Definition by Brittany Garcia

Romulus and Remus

In Roman mythology, Romulus and his twin brother Remus were the founders of the city of Rome. They were the children of Rhea Silvia and Mars (or in some variations the demi-god hero Hercules) and their story is recorded by many authors including...
Helios
Definition by Mark Cartwright

Helios

Helios (also Helius) was the god of the Sun in Greek mythology. He was thought to ride a golden chariot which brought the Sun across the skies each day from the east (Ethiopia) to the west (Hesperides) while at night he did the return journey...
Cincinnatus
Definition by Donald L. Wasson

Cincinnatus

Lucius Quinctius Cincinnatus was a Roman consul (460 BCE) and dictator (458 and 439 BCE), a legendary figure in the early days of the Roman Republic. He responded to a call from the city fathers, left his plow lying in the fields, donned...
Commodus
Definition by Donald L. Wasson

Commodus

Commodus was Roman emperor from 180 to 192 CE. With the death of Roman Emperor Marcus Aurelius in March of 180 CE, the long reign of the five good emperors came to an end and with it so did the Pax Romana (the Roman Peace). Those emperors...
Chariot
Definition by Rodrigo Quijada Plubins

Chariot

The chariot was a light vehicle, usually on two wheels, drawn by one or more horses, often carrying two standing persons, a driver and a fighter using bow-and-arrow or javelins. The chariot was the supreme military weapon in Eurasia roughly...
Mercury (Deity)
Definition by Donald L. Wasson

Mercury (Deity)

Mercury (Mercurius) was the Roman god of commerce, often serving as a mediator between the gods and mortals, his winged feet giving him the advantage of speed, and so was the patron of circulation in general - of people, goods and messages...
Cybele
Definition by Donald L. Wasson

Cybele

History verifies the importance of religion not only on a society’s development but also on its survival; in this respect the Romans were no different than other ancient civilizations. During the formative years of the Roman Republic...
Triumphal Arch
Definition by Mark Cartwright

Triumphal Arch

The triumphal arch was a type of Roman architectural monument built all over the empire to commemorate military triumphs and other significant events such as the accession of a new emperor. Arches were often erected over major thoroughfares...
Cohortes Urbanae
Definition by Mark Cartwright

Cohortes Urbanae

The cohortes urbanae (urban cohorts) were a body of troops garrisoned at Rome, which was created by Augustus to provide additional security for the emperor and city in general. Expanding in the reigns of subsequent emperors the force...
Ancient Volterra
Definition by Mark Cartwright

Ancient Volterra

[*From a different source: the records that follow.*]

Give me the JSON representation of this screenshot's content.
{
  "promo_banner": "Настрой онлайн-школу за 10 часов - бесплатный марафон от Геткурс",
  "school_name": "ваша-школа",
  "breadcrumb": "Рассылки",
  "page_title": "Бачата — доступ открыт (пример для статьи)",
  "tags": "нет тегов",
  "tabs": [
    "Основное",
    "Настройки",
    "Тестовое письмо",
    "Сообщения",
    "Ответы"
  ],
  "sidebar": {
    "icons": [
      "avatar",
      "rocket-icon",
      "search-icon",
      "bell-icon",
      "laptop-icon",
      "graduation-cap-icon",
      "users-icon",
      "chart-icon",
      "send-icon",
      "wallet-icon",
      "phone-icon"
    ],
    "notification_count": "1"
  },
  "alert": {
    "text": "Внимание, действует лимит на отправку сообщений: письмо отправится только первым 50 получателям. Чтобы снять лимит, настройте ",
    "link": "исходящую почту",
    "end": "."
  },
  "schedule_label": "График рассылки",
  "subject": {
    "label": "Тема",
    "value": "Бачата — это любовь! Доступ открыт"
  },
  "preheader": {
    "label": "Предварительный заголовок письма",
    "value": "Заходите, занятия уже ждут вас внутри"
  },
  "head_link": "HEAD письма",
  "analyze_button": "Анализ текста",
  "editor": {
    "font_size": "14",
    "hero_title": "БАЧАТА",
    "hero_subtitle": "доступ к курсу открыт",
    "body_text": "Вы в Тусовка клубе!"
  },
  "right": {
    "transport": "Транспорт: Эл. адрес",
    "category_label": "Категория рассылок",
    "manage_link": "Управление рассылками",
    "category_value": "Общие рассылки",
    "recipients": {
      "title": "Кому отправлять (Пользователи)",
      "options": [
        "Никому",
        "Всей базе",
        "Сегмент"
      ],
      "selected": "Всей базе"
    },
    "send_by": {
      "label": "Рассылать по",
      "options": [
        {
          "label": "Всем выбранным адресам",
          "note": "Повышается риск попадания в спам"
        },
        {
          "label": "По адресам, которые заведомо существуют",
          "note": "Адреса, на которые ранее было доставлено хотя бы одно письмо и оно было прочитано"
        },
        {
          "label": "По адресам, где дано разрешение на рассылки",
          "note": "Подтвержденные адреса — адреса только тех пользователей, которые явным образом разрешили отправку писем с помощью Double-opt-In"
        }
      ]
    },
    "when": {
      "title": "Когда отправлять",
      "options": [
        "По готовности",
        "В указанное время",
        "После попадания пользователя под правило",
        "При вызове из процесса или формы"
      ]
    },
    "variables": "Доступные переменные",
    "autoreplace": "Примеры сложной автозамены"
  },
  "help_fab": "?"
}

Volterra (Etruscan name: Velathri, Roman: Volaterrae), located in the northern part of Tuscany, Italy, was an important Etruscan settlement between the 7th and 2nd century BCE. After its destruction by the Romans in the 1st century BCE it...